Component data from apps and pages

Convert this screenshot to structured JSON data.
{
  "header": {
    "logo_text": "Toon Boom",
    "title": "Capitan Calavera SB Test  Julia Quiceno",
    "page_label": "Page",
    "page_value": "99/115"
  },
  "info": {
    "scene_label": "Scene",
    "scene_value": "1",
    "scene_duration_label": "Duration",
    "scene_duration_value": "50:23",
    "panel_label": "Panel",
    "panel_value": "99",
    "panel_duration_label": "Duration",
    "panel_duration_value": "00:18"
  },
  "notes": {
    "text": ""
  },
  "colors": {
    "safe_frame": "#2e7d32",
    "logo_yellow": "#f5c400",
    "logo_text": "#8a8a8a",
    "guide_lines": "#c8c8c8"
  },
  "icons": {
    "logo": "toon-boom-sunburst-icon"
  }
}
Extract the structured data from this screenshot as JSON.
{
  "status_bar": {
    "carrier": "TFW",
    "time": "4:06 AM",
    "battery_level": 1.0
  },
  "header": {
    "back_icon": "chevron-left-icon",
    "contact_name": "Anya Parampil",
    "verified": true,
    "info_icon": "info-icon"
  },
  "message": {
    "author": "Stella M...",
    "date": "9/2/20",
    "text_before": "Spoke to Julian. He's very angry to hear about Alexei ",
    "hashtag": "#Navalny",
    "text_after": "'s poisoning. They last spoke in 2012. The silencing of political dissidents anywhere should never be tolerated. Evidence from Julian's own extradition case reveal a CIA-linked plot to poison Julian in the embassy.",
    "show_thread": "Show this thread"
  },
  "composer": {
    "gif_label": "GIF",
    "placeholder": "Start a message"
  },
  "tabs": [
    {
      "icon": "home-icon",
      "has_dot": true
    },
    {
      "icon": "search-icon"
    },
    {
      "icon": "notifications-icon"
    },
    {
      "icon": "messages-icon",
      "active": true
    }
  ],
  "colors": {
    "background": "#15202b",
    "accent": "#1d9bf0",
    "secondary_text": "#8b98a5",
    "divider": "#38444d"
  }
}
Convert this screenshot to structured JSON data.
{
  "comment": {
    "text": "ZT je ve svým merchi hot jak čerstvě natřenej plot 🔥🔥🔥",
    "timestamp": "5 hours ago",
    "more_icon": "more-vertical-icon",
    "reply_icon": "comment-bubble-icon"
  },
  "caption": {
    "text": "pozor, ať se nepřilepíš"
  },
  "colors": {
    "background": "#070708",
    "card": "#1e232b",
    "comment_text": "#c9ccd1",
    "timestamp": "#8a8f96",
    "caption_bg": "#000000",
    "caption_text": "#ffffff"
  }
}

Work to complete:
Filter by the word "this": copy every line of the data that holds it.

Worked solution:
Convert this screenshot to structured JSON data.
Extract the structured data from this screenshot as JSON.
    "show_thread": "Show this thread"
Convert this screenshot to structured JSON data.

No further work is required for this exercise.